Finally, don't stress about friendship. It may not be something you can check off on your college to-do list by the end of August, but it's not a checklist anyway. It's shenanigans and food and coffee and late nights in the dorms watching bad movies. And it will happen for you if you look for it.

Friday, November 12, 2010

Almost there

By some miracle, we are already less than two weeks away from Thanksgiving (and, for those of us going home, only about a week and a half). This is not only crunch time for the semester--ie, for me, two huge group projects, two papers, and an exam--but also the time when students are likely to go crazy and give up. We're so close to 5 glorious days of no school that if we can just barely survive until then, we'll be ok. And sometimes "barely surviving" doesn't involve doing homework.

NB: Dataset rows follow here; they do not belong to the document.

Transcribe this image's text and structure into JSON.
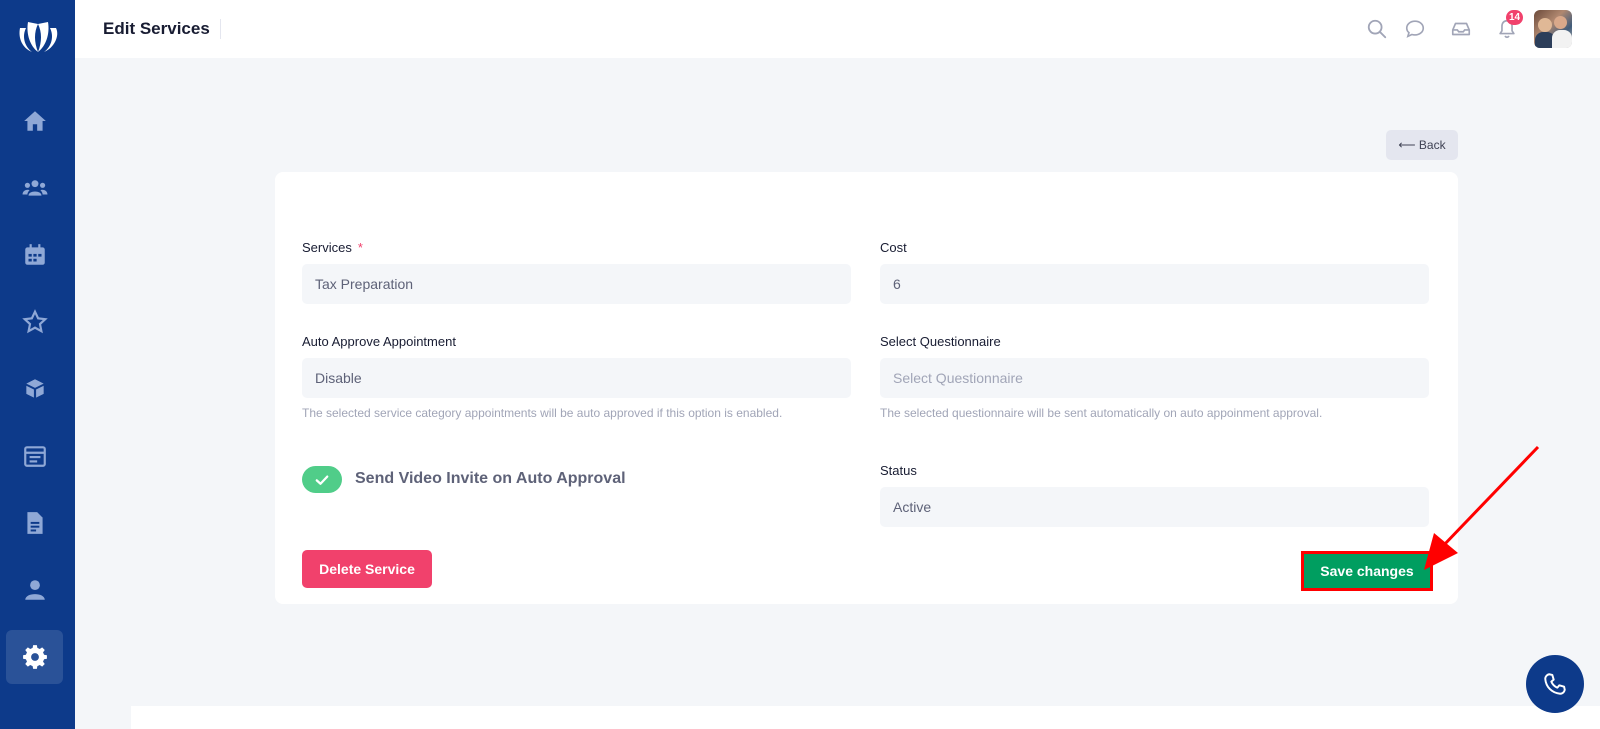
{
  "header": {
    "title": "Edit Services",
    "notification_count": "14"
  },
  "sidebar": {
    "items": [
      {
        "icon": "home-icon"
      },
      {
        "icon": "users-icon"
      },
      {
        "icon": "calendar-icon"
      },
      {
        "icon": "star-icon"
      },
      {
        "icon": "box-icon"
      },
      {
        "icon": "schedule-icon"
      },
      {
        "icon": "document-icon"
      },
      {
        "icon": "user-icon"
      },
      {
        "icon": "gear-icon",
        "active": true
      }
    ]
  },
  "back_label": "⟵ Back",
  "form": {
    "services_label": "Services",
    "required_mark": "*",
    "services_value": "Tax Preparation",
    "cost_label": "Cost",
    "cost_value": "6",
    "auto_approve_label": "Auto Approve Appointment",
    "auto_approve_value": "Disable",
    "auto_approve_hint": "The selected service category appointments will be auto approved if this option is enabled.",
    "questionnaire_label": "Select Questionnaire",
    "questionnaire_placeholder": "Select Questionnaire",
    "questionnaire_hint": "The selected questionnaire will be sent automatically on auto appoinment approval.",
    "video_invite_label": "Send Video Invite on Auto Approval",
    "video_invite_enabled": true,
    "status_label": "Status",
    "status_value": "Active",
    "delete_label": "Delete Service",
    "save_label": "Save changes"
  },
  "colors": {
    "sidebar": "#0d3a8a",
    "save": "#009e60",
    "delete": "#f1416c",
    "toggle": "#50cd89",
    "highlight": "#ff0000"
  }
}
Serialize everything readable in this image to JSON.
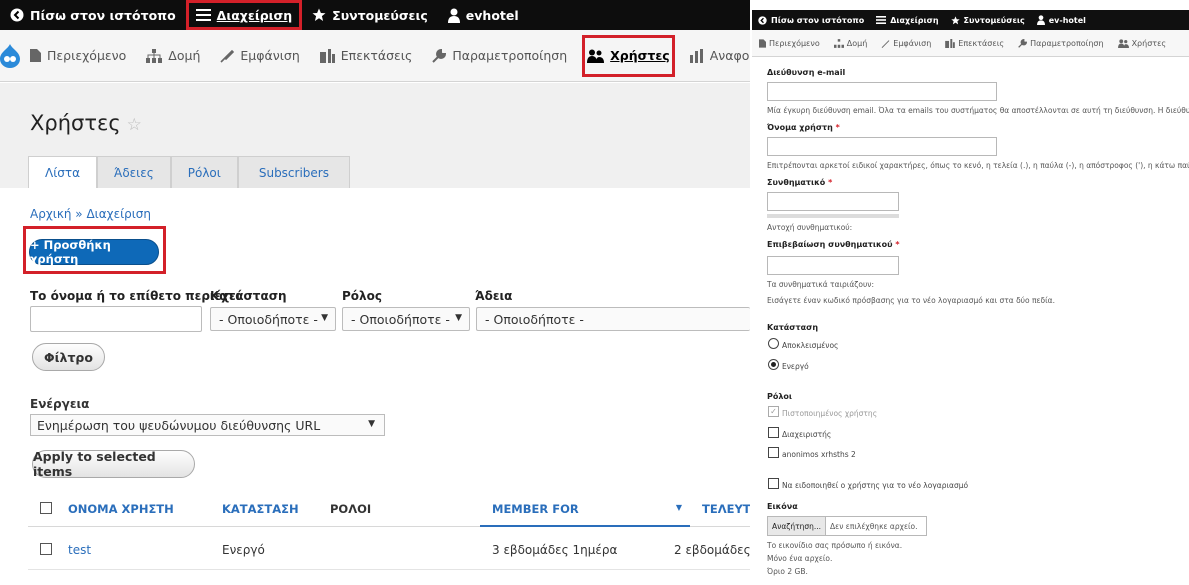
{
  "left": {
    "toolbar": {
      "back_label": "Πίσω στον ιστότοπο",
      "manage_label": "Διαχείριση",
      "shortcuts_label": "Συντομεύσεις",
      "user_label": "evhotel"
    },
    "tray": {
      "content": "Περιεχόμενο",
      "structure": "Δομή",
      "appearance": "Εμφάνιση",
      "extend": "Επεκτάσεις",
      "config": "Παραμετροποίηση",
      "people": "Χρήστες",
      "reports": "Αναφορές"
    },
    "page_title": "Χρήστες",
    "tabs": [
      "Λίστα",
      "Άδειες",
      "Ρόλοι",
      "Subscribers"
    ],
    "breadcrumb": "Αρχική » Διαχείριση",
    "add_user": "+ Προσθήκη χρήστη",
    "filters": {
      "name_label": "Το όνομα ή το επίθετο περιέχει",
      "status_label": "Κατάσταση",
      "role_label": "Ρόλος",
      "permission_label": "Άδεια",
      "status_value": "- Οποιοδήποτε -",
      "role_value": "- Οποιοδήποτε -",
      "permission_value": "- Οποιοδήποτε -",
      "filter_button": "Φίλτρο"
    },
    "action": {
      "label": "Ενέργεια",
      "value": "Ενημέρωση του ψευδώνυμου διεύθυνσης URL",
      "apply": "Apply to selected items"
    },
    "table": {
      "headers": [
        "ΟΝΟΜΑ ΧΡΗΣΤΗ",
        "ΚΑΤΑΣΤΑΣΗ",
        "ΡΟΛΟΙ",
        "MEMBER FOR",
        "ΤΕΛΕΥΤΑΙΑ Π"
      ],
      "rows": [
        {
          "name": "test",
          "status": "Ενεργό",
          "roles": "",
          "member_for": "3 εβδομάδες 1ημέρα",
          "last": "2 εβδομάδες"
        }
      ]
    }
  },
  "right": {
    "toolbar": {
      "back_label": "Πίσω στον ιστότοπο",
      "manage_label": "Διαχείριση",
      "shortcuts_label": "Συντομεύσεις",
      "user_label": "ev-hotel"
    },
    "tray": {
      "content": "Περιεχόμενο",
      "structure": "Δομή",
      "appearance": "Εμφάνιση",
      "extend": "Επεκτάσεις",
      "config": "Παραμετροποίηση",
      "people": "Χρήστες"
    },
    "form": {
      "email_label": "Διεύθυνση e-mail",
      "email_desc": "Μία έγκυρη διεύθυνση email. Όλα τα emails του συστήματος θα αποστέλλονται σε αυτή τη διεύθυνση. Η διεύθυνση επ",
      "username_label": "Όνομα χρήστη",
      "username_desc": "Επιτρέπονται αρκετοί ειδικοί χαρακτήρες, όπως το κενό, η τελεία (.), η παύλα (-), η απόστροφος ('), η κάτω παύλα (_)",
      "password_label": "Συνθηματικό",
      "password_strength": "Αντοχή συνθηματικού:",
      "confirm_label": "Επιβεβαίωση συνθηματικού",
      "passwords_match": "Τα συνθηματικά ταιριάζουν:",
      "password_desc": "Εισάγετε έναν κωδικό πρόσβασης για το νέο λογαριασμό και στα δύο πεδία.",
      "required_mark": "*",
      "status_label": "Κατάσταση",
      "status_blocked": "Αποκλεισμένος",
      "status_active": "Ενεργό",
      "roles_label": "Ρόλοι",
      "role_auth": "Πιστοποιημένος χρήστης",
      "role_admin": "Διαχειριστής",
      "role_anon": "anonimos xrhsths 2",
      "notify": "Να ειδοποιηθεί ο χρήστης για το νέο λογαριασμό",
      "picture_label": "Εικόνα",
      "browse": "Αναζήτηση...",
      "no_file": "Δεν επιλέχθηκε αρχείο.",
      "picture_desc": "Το εικονίδιο σας πρόσωπο ή εικόνα.",
      "one_file": "Μόνο ένα αρχείο.",
      "limit": "Όριο 2 GB."
    }
  },
  "colors": {
    "toolbar": "#0d0d0d",
    "link": "#2a6ebb",
    "primary_button": "#0e69b8",
    "highlight": "#d32029"
  }
}
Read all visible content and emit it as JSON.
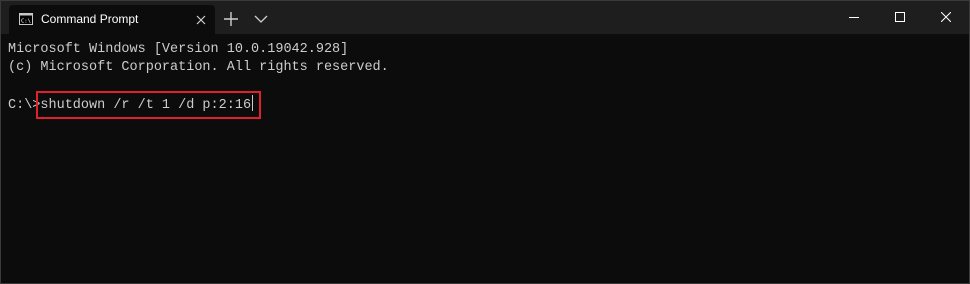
{
  "window": {
    "tab_title": "Command Prompt",
    "icons": {
      "tab": "cmd-icon",
      "tab_close": "close-icon",
      "new_tab": "plus-icon",
      "dropdown": "chevron-down-icon",
      "minimize": "minimize-icon",
      "maximize": "maximize-icon",
      "close": "close-icon"
    }
  },
  "console": {
    "line1": "Microsoft Windows [Version 10.0.19042.928]",
    "line2": "(c) Microsoft Corporation. All rights reserved.",
    "prompt": "C:\\>",
    "command": "shutdown /r /t 1 /d p:2:16"
  },
  "colors": {
    "titlebar": "#1e1e1e",
    "background": "#0c0c0c",
    "text": "#cccccc",
    "highlight": "#e0212b"
  }
}
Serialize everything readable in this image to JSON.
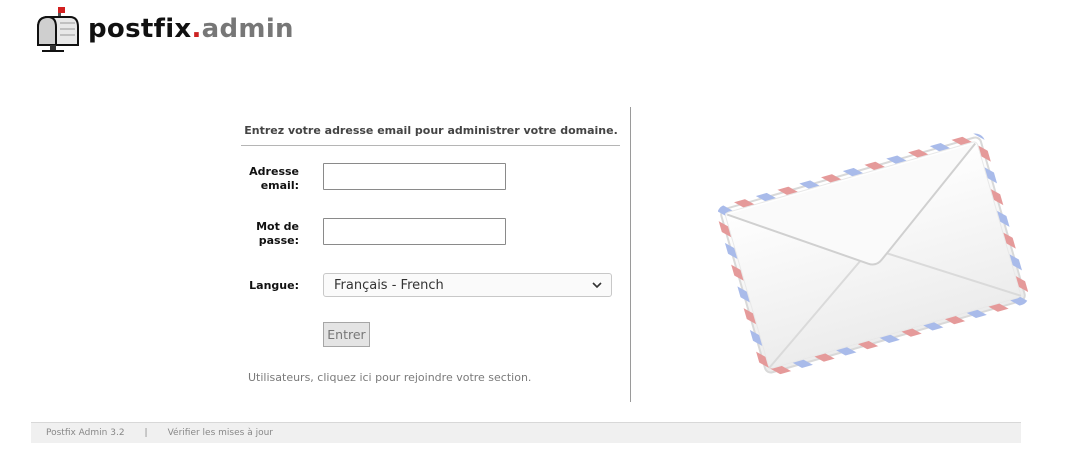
{
  "logo": {
    "part1": "postfix",
    "dot": ".",
    "part2": "admin",
    "icon": "mailbox-icon"
  },
  "login": {
    "intro": "Entrez votre adresse email pour administrer votre domaine.",
    "email_label_line1": "Adresse",
    "email_label_line2": "email:",
    "email_value": "",
    "password_label_line1": "Mot de",
    "password_label_line2": "passe:",
    "password_value": "",
    "language_label": "Langue:",
    "language_selected": "Français - French",
    "submit_label": "Entrer",
    "user_link": "Utilisateurs, cliquez ici pour rejoindre votre section."
  },
  "illustration": {
    "icon": "envelope-icon"
  },
  "footer": {
    "version": "Postfix Admin 3.2",
    "separator": "|",
    "update_link": "Vérifier les mises à jour"
  },
  "colors": {
    "logo_dot": "#cc2222",
    "logo_admin": "#777777",
    "airmail_red": "#e08b8b",
    "airmail_blue": "#9fb3e8"
  }
}
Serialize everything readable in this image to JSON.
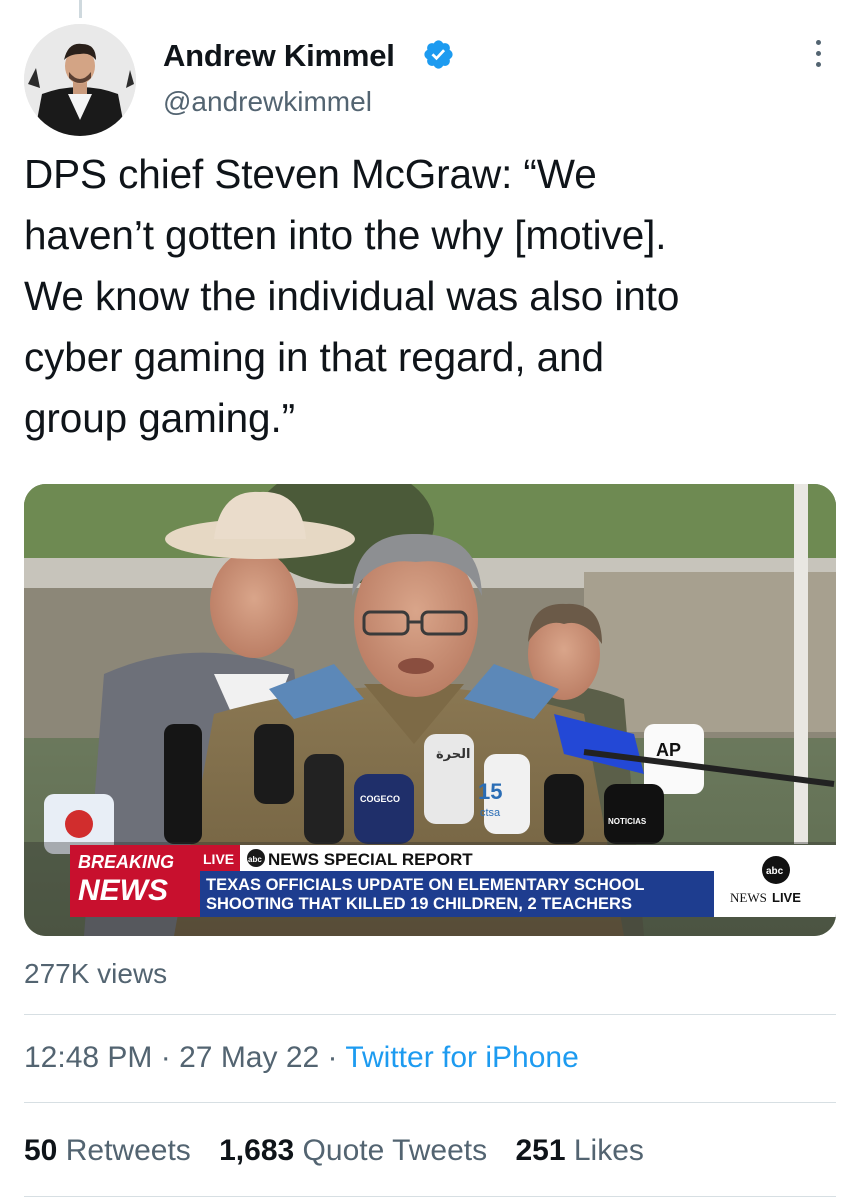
{
  "author": {
    "name": "Andrew Kimmel",
    "handle": "@andrewkimmel",
    "verified": true
  },
  "tweet": {
    "text": "DPS chief Steven McGraw: “We\nhaven’t gotten into the why [motive].\nWe know the individual was also into\ncyber gaming in that regard, and\ngroup gaming.”"
  },
  "media": {
    "banner": {
      "breaking": "BREAKING",
      "news": "NEWS",
      "live": "LIVE",
      "abc_small": "abc",
      "network": "NEWS SPECIAL REPORT",
      "headline_line1": "TEXAS OFFICIALS UPDATE ON ELEMENTARY SCHOOL",
      "headline_line2": "SHOOTING THAT KILLED 19 CHILDREN, 2 TEACHERS",
      "logo_abc": "abc",
      "logo_news": "NEWS",
      "logo_live": "LIVE"
    },
    "mic_labels": {
      "channel15": "15",
      "channel15_sub": "ctsa",
      "ap": "AP",
      "arabic": "الحرة",
      "cogeco": "COGECO",
      "noticias": "NOTICIAS"
    }
  },
  "views": "277K views",
  "timestamp": {
    "time": "12:48 PM",
    "sep": "·",
    "date": "27 May 22",
    "source": "Twitter for iPhone"
  },
  "stats": {
    "retweets_count": "50",
    "retweets_label": "Retweets",
    "quotes_count": "1,683",
    "quotes_label": "Quote Tweets",
    "likes_count": "251",
    "likes_label": "Likes"
  },
  "colors": {
    "verified_blue": "#1d9bf0",
    "link_blue": "#1d9bf0",
    "secondary_text": "#536471",
    "breaking_red": "#c8102e",
    "banner_blue": "#1e3d8f"
  }
}
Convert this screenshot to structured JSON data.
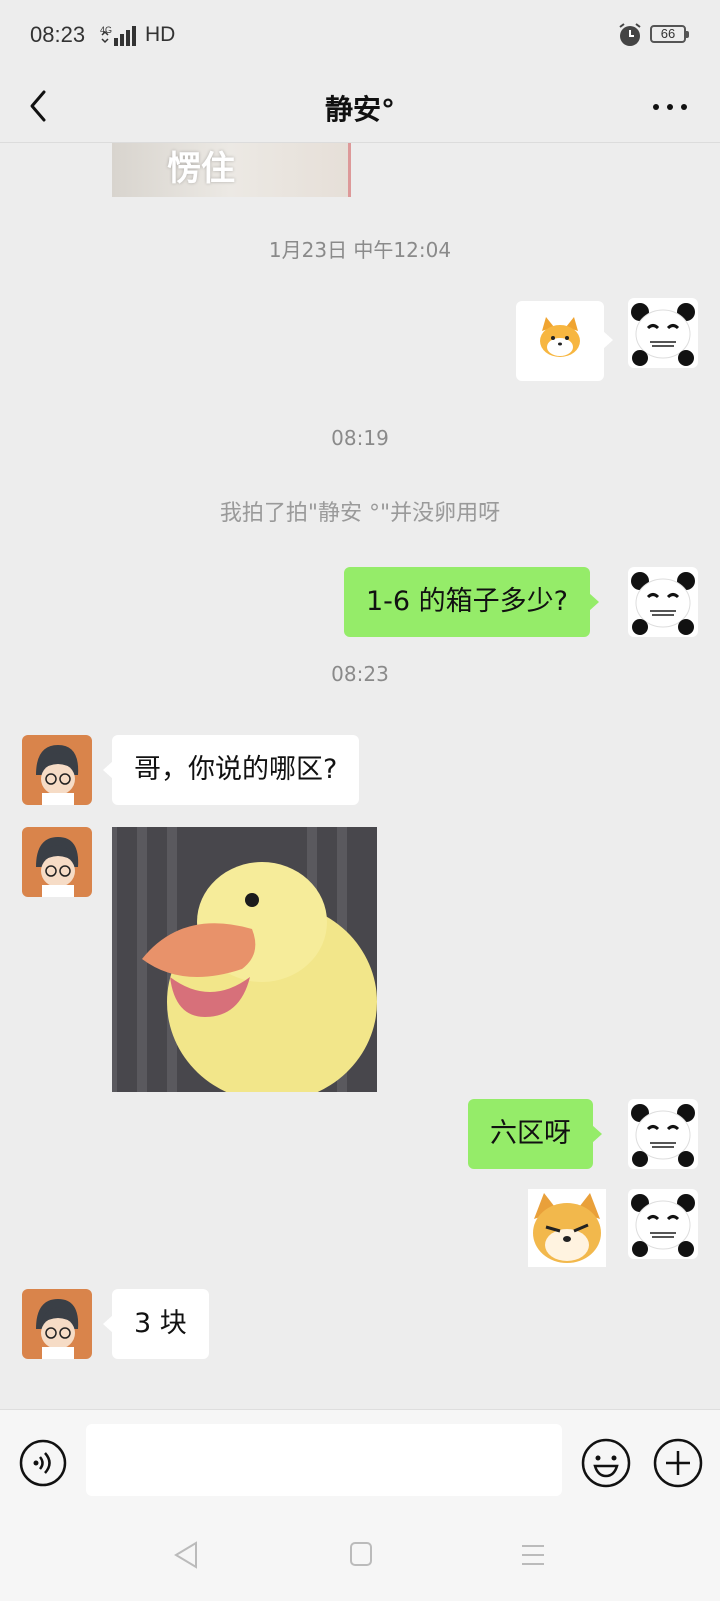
{
  "status_bar": {
    "time": "08:23",
    "network": "4G",
    "hd": "HD",
    "battery": "66"
  },
  "header": {
    "title": "静安°"
  },
  "messages": {
    "top_image_caption": "愣住",
    "time1": "1月23日 中午12:04",
    "time2": "08:19",
    "system_pat": "我拍了拍\"静安 °\"并没卵用呀",
    "out1": "1-6 的箱子多少?",
    "time3": "08:23",
    "in1": "哥，你说的哪区?",
    "out2": "六区呀",
    "in2": "3 块"
  },
  "input": {
    "placeholder": ""
  },
  "colors": {
    "outgoing_bubble": "#95ec69",
    "incoming_bubble": "#ffffff",
    "background": "#ededed"
  },
  "icons": [
    "back-arrow-icon",
    "more-icon",
    "voice-icon",
    "emoji-icon",
    "plus-icon",
    "nav-back-icon",
    "nav-home-icon",
    "nav-menu-icon",
    "alarm-icon",
    "signal-icon"
  ]
}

Suggestion #1--do your homework. Seriously. These weeks are crazy, but you are in face here to work and it will make the break that much better. Especially for those of us going home. Don't rely on airport time to get your work done. Wireless is spotty and/or expensive depending on where you go, and electronics-less takeoff and landing take a big chunk of time out of anything you might work on. The last thing you want is to be looking forward to a good break with your family and then be stuck doing homework. Times at home are brief and rare, and actually taking the time to prepare for them will make them even better. Focus on your friends and family rather than your projects.

Suggestion #2--don't lose heart. Homesickness can get much more acute when you're close to being done with it, but rather than spending your days pining away for home-cooked pies and twiddling your thumbs, get some time with the people you love at college. Remind yourself of the good things here as well as looking forward to the trip home.

For those of us not going home for Thanksgiving, fear not! Christmas break is literally 3 weeks after the Great Turkey Day. That's eleven less than you have already been here! And honestly, two things will happen. Either you will have so little time with final projects and exams that you don't even have a chance to miss home, or you will magically have classes with easy/no finals and have tons of time on your hand. Finals-less finals week is my favorite time of the semester. You get time to relax, recharge, and hang out until all hours with your other lucky friends (plus the occasional meal with the sleepless unlucky ones).

Besides, cheer up. Christmas carols are coming soon :)

Saturday, November 6, 2010

Another interruption

Again, I'm taking a brief hiatus from my usual pseudo-advice posts to lean towards a pseudo-anecdote post.

You might remember my post about missing Dunkin' Donuts. A short summary for the non-clickers or forgetful among you: basically, it consisted of a rant about Oklahoma having no Dunkies (whereas in New England you literally can't drive for 5 minutes without passing one). Somewhere in there I mentioned that I wanted hot chocolate and a double chocolate donut from them.

I made that post on a Tuesday night. The next Monday, there was a package at my door. With this inside:

That's right. My mother mailed me Dunkies. She put the hot chocolate in a mason jar, but sent me the original cup for the full experience. And she sealed the deal with a cutesy marketing-ploy trick-or-treat bag.

Oh the joy of donuts. And of having your mother care about you.

Which brings me to a somewhat relevant point: contact with people from home. Now, this obviously varies from person to person. Not everyone likes Dunkies, and not everyone's mother would mail them some if said person did. Shoot, not everyone likes their mother, for that matter.

But let me speak a moment for those of us who do. Yes, you will them; there's really no way around it. So here are the bright sides:

1. We live in an age of technology. You can skype, and get the full video effect of seeing their face. You can call when you're free, or text at any time. (Let's be real. You text in class).
2. We live in an age of technology. You can fly home fairly easily, and fairly cheaply. See my post on traveling for tips.
3. We live in an age of technology. So anytime you send or receive something not using that technology (say...a package of Dunkies), it means that much more :)